**Work required:** Only a number is expected: how many lines in the data below contain the word "value".

Element data from apps and pages
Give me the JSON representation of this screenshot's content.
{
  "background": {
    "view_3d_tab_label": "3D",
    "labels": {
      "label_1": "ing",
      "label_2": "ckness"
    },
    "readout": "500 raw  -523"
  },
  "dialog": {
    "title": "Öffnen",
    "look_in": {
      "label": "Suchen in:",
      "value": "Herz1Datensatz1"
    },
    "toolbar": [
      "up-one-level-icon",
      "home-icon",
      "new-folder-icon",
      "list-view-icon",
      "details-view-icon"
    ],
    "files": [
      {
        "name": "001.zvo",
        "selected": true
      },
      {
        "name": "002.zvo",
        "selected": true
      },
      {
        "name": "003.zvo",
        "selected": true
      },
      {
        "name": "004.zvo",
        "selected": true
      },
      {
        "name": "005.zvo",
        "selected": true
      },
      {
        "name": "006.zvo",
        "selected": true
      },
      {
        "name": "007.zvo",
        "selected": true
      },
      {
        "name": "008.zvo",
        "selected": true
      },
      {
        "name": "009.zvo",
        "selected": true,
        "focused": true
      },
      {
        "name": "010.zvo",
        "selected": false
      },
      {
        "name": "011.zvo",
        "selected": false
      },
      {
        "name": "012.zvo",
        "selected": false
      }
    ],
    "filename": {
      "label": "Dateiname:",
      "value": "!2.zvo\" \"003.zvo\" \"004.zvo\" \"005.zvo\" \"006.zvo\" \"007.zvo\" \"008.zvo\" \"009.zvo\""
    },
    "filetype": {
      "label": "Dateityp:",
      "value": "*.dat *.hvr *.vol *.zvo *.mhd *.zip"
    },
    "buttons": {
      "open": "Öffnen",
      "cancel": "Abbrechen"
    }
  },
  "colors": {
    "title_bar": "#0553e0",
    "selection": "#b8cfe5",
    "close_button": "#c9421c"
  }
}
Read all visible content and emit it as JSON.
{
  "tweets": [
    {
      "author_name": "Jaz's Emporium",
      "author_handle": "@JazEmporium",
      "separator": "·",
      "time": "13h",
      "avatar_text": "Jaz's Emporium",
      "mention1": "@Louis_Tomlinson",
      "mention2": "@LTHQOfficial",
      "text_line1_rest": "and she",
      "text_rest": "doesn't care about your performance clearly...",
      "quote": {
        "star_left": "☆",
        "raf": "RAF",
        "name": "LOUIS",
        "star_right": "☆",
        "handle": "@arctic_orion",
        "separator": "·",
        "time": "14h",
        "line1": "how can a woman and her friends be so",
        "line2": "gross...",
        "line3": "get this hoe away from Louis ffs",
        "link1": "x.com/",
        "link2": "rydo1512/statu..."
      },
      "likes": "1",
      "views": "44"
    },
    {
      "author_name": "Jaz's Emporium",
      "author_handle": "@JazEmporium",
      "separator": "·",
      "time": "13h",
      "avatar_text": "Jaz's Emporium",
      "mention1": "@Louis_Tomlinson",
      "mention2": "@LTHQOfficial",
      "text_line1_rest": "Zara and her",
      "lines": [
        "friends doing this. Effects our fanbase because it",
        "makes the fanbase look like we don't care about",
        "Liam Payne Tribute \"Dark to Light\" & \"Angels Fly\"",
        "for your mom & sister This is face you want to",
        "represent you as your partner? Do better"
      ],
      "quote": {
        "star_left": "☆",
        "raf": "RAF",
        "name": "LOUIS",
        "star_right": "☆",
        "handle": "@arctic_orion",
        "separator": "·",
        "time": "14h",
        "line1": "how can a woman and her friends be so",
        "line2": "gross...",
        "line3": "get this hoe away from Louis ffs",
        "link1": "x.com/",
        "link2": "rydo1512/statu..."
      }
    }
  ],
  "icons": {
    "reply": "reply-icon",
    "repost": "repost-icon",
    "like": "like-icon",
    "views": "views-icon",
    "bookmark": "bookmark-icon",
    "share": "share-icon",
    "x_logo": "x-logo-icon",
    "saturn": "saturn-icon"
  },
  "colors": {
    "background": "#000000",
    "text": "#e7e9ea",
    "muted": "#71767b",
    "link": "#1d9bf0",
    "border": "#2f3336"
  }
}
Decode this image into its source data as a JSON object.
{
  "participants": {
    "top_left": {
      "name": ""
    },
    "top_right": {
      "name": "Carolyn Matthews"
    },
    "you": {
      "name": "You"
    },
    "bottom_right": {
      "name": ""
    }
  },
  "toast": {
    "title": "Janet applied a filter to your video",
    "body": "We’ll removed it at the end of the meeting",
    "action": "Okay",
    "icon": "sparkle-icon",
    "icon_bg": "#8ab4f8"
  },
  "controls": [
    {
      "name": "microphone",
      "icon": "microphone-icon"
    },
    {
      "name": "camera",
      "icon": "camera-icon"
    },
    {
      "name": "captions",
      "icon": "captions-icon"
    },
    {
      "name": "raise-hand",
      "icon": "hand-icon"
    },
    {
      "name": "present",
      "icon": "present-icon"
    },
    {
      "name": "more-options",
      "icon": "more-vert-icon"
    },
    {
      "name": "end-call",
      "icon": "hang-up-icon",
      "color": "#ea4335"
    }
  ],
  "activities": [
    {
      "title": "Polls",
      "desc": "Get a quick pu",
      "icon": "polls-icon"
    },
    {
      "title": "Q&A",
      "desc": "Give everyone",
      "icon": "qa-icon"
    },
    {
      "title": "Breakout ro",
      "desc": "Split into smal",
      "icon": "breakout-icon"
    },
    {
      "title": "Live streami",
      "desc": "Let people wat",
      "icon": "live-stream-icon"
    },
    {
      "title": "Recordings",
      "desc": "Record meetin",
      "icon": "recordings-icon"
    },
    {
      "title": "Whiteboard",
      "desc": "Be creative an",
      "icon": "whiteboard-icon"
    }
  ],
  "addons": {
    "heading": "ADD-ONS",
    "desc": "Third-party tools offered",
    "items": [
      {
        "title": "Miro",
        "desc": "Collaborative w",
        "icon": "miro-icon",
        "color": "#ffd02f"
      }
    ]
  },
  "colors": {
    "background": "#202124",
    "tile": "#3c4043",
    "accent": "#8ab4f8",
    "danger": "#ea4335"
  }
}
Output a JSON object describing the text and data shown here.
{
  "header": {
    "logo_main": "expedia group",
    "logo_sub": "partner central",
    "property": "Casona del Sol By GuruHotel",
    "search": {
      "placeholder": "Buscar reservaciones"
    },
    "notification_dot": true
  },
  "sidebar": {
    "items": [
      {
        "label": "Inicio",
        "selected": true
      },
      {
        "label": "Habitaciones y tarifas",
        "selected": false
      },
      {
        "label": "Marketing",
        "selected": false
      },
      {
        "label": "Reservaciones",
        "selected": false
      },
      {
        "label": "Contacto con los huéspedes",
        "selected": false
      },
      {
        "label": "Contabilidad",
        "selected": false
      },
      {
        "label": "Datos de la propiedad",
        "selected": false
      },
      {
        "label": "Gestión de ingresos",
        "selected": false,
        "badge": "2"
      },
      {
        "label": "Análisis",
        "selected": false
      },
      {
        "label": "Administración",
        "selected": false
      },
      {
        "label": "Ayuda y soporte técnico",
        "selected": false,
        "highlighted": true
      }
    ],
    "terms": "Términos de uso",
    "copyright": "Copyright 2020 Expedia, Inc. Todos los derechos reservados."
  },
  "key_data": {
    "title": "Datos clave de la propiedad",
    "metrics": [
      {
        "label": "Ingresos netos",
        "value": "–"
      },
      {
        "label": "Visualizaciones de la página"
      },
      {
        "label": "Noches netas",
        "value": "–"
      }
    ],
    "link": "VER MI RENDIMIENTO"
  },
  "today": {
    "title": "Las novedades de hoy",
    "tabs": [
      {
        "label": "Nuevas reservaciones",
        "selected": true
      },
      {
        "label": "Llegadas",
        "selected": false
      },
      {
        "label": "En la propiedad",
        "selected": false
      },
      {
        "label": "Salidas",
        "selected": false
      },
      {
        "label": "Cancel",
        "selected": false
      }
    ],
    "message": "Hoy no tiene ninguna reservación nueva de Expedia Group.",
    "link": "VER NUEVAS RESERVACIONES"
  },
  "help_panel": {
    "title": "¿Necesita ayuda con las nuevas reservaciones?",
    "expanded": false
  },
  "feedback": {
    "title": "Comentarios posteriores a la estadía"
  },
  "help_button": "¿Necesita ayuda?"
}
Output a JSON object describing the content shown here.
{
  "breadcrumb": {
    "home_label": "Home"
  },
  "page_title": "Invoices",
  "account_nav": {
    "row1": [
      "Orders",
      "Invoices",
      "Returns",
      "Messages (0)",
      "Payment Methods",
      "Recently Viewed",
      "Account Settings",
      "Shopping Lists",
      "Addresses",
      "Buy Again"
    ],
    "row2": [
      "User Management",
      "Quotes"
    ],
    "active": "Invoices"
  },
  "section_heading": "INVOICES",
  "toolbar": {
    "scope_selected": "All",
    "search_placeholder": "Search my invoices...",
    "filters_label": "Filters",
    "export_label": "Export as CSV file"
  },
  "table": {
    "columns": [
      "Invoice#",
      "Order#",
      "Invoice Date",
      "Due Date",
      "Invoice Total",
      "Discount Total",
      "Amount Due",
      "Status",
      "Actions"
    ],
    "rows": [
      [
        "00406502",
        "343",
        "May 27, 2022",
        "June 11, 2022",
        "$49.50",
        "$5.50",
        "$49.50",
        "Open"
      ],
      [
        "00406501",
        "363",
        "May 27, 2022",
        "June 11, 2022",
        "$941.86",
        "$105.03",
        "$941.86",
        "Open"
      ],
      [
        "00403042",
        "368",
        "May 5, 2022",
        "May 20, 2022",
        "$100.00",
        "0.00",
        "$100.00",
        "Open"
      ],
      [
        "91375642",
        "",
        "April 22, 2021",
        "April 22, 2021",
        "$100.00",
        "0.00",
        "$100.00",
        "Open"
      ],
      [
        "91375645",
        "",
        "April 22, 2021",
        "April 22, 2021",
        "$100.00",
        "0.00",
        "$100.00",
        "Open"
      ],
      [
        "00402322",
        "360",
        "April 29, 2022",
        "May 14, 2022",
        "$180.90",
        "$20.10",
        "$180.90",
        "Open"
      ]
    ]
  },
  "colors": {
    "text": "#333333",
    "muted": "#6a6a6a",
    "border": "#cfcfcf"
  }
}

**Answer section:** 5